- Okay, if the price was not a problem, what would stop you from signing the contract?
The client can answer:
- Not really; I would sign it today.
Then work it out with the finance department and get a discount.
And if the client says that the problem is not only the price, offer to prove the value, articulate it again, use your technical resources and your team, and show the client why the product will solve their problem.
You tell a client about a super solution and how you can help, and the response is that it's "too soon." Here again, you need to show empathy and clarify the reason. For example, let's say it turns out that the client is not sure that the solution is needed and will deliver results right now.
Then you should engage in a dialog and find out about the performance indicators for this particular client. Don't prove that you can solve the problem - show how you have done it for others through examples and demonstrate the benefits of the product right now, not after some time.
Send a presentation.
Most often, the problem here is not that there is not enough information, it is unclear, and the client wants to read more, but that you have not shown value and the interlocutor has not understood how you can help him.
Another reason for this objection is that the person you talked to after the presentation is not involved in the decision-making process, so it's not an ODA. Therefore, you need to clarify empathetically and carefully:
- Why do you need a presentation?

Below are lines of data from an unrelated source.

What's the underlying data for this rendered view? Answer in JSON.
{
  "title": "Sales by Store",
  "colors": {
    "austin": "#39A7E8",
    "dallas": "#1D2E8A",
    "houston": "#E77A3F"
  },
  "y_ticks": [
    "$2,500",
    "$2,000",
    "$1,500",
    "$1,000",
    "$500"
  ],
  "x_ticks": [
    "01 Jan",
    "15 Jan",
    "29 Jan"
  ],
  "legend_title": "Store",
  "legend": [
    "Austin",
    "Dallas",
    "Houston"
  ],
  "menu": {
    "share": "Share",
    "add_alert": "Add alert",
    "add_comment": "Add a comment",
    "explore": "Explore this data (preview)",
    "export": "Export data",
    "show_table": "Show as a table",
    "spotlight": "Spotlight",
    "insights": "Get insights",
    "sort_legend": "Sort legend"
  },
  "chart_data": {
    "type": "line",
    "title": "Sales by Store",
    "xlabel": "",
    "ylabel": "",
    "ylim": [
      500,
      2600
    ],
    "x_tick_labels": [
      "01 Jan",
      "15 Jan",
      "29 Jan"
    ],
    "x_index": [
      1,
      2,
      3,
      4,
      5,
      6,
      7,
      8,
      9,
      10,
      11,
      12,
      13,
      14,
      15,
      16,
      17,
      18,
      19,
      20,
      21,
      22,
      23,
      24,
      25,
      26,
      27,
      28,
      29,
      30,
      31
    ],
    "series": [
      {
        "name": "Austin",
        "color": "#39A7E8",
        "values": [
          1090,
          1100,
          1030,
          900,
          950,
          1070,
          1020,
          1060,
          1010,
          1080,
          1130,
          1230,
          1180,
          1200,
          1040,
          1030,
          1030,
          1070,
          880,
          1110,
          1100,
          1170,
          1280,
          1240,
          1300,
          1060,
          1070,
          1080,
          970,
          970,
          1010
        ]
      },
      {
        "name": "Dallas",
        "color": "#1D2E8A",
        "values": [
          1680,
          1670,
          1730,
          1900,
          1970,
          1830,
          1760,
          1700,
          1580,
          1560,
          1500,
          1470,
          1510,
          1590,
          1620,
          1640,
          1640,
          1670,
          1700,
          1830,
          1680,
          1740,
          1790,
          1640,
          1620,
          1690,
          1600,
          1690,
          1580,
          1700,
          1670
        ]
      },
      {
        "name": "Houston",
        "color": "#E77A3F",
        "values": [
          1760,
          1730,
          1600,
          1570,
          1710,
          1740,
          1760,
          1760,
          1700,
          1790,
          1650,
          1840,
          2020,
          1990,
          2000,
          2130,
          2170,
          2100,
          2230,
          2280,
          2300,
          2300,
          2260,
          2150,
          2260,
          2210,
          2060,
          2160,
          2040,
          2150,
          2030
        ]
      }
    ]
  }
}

What would you like to see in it?
And this question is often answered:
- You know, I would just like to show my boss because I don't quite understand what you are offering me.
So find out who will make the decision and build communication with this person. Or otherwise, show the value of the product if the buyer didn't really understand it at first.
We are already working with someone.
When customers respond to your offer by saying that they already work with someone and don't need anything, don't stop communicating. Show respect for their choice by saying, "I understand; it seems to me that your cooperation with this company is quite successful." And then move the conversation to the client's interest: would they be interested in how to do better? What are the new opportunities?
You are not pitching or comparing yourself to competitors, but showing, with an emphasis on interest, that you are unique and also solve the problem perfectly and in a new way, and there is a reason to talk to you.
Objections are a good opportunity to build a dialog if you work with them correctly.
You can't simply argue or prove something to a client, but the "show and tell" approach works and brings new deals.
Any objection is a hidden opportunity to get more responses and convert new customers.